▶ **Brief**:
Where does the string "Cauvin" occur in the entries below? Copy every line where it does.

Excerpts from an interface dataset
- Opening Delimiter -

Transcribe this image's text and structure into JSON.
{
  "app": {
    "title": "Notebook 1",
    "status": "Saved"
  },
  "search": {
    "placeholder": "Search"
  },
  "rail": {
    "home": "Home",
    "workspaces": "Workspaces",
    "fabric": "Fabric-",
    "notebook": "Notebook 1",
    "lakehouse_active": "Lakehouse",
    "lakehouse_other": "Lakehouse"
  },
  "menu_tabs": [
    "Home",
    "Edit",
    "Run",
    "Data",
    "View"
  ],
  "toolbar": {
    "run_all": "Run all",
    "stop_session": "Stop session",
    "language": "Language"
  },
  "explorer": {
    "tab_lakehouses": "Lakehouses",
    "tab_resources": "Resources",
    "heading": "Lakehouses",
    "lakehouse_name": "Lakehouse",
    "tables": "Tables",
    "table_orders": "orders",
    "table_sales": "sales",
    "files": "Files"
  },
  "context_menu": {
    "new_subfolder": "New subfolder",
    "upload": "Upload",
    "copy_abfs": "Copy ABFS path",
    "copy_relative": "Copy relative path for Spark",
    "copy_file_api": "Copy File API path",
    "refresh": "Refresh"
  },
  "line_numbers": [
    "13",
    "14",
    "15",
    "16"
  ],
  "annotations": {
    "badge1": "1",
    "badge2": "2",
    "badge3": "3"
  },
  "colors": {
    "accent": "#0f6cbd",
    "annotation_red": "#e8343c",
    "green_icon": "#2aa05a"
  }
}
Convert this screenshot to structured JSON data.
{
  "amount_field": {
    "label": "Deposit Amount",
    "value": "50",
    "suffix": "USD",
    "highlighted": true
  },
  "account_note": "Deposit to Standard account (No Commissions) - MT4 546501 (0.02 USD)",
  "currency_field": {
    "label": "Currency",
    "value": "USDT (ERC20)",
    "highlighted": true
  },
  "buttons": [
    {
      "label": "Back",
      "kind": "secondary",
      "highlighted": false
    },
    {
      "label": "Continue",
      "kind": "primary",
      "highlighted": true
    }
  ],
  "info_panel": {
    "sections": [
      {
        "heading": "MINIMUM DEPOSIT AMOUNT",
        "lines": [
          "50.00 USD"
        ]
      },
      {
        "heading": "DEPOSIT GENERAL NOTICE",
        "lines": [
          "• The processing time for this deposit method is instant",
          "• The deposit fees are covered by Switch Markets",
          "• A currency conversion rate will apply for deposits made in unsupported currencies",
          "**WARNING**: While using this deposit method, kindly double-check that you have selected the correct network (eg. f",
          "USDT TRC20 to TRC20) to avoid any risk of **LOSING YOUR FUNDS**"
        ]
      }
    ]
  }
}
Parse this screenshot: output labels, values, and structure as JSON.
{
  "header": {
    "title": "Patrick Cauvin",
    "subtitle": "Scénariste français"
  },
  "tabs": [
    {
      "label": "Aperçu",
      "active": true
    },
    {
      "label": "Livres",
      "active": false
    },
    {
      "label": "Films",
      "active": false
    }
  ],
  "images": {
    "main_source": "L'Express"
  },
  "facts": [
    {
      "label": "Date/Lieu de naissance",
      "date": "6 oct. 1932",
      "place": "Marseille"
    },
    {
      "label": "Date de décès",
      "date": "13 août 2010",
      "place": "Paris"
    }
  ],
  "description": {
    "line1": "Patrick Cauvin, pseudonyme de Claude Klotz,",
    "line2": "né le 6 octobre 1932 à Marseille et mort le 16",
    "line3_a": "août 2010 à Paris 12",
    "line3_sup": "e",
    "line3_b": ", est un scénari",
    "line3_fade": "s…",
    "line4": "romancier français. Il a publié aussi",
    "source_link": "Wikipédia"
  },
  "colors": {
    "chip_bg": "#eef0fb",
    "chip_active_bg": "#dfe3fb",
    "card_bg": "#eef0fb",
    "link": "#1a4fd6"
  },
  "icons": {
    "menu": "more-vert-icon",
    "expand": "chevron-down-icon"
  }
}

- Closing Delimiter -

▶ **Output**:
    "title": "Patrick Cauvin",
    "line1": "Patrick Cauvin, pseudonyme de Claude Klotz,",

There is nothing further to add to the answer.